Goal of the exercise> Every line below containing the word "пользователя" should be found and copied.

>>>>

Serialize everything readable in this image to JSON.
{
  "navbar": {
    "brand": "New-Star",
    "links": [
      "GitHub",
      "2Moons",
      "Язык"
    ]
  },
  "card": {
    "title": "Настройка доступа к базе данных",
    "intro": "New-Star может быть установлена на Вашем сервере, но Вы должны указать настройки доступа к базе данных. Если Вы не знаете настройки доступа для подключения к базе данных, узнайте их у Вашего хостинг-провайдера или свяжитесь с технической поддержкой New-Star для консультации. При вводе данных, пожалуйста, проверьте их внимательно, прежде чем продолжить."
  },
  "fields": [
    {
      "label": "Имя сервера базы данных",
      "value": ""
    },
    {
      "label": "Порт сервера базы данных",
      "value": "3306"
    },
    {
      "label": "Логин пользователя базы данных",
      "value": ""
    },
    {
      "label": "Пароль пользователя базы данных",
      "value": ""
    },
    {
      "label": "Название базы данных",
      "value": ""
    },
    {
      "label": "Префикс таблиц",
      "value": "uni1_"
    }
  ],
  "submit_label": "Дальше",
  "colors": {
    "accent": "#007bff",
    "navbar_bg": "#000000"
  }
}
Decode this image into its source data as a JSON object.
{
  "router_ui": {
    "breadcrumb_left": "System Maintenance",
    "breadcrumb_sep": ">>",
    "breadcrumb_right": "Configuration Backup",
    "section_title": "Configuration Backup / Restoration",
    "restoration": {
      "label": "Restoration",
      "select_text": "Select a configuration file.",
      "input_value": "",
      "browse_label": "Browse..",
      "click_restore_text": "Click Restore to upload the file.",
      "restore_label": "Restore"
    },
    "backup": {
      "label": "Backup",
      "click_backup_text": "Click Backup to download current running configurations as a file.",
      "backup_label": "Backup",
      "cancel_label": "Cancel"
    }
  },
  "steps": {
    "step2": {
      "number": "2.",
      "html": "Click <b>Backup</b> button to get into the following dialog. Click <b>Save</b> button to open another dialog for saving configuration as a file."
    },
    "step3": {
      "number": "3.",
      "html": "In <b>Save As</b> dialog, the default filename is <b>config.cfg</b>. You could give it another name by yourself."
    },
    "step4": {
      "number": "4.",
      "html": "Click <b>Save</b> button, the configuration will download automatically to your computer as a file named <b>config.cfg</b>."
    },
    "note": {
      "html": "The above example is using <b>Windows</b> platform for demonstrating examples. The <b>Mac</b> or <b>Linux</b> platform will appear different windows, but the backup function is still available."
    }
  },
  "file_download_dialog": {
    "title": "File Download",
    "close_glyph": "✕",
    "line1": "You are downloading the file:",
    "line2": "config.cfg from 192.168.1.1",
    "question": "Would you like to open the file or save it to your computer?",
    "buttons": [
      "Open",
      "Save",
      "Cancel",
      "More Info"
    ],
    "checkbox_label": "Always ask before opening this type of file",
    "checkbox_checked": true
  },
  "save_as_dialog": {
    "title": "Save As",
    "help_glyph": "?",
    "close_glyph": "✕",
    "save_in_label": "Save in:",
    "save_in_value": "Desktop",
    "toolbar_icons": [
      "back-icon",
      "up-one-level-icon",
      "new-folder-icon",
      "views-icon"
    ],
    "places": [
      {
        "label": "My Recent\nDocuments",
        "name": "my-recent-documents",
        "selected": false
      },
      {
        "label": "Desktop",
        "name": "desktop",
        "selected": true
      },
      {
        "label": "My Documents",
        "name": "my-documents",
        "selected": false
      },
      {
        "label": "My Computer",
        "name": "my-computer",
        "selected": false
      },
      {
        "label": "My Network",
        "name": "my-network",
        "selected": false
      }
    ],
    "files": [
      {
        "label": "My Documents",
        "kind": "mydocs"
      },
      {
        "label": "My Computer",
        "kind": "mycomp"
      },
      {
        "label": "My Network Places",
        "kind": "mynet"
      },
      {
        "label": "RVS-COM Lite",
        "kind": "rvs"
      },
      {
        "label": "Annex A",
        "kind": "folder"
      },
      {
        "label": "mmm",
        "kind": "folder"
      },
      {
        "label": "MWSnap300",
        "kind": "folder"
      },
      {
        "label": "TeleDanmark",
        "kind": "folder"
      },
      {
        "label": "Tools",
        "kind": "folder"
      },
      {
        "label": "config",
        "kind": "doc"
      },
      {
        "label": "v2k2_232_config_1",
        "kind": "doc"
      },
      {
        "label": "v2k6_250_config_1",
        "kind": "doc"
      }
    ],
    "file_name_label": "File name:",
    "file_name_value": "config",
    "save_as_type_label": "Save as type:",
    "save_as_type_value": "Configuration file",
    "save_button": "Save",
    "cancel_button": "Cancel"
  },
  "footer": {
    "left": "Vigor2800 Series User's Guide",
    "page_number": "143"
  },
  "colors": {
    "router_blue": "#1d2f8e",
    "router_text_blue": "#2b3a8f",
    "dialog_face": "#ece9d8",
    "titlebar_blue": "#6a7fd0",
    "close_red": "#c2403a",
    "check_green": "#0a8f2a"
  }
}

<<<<

Answer space>
      "label": "Логин пользователя базы данных",
      "label": "Пароль пользователя базы данных",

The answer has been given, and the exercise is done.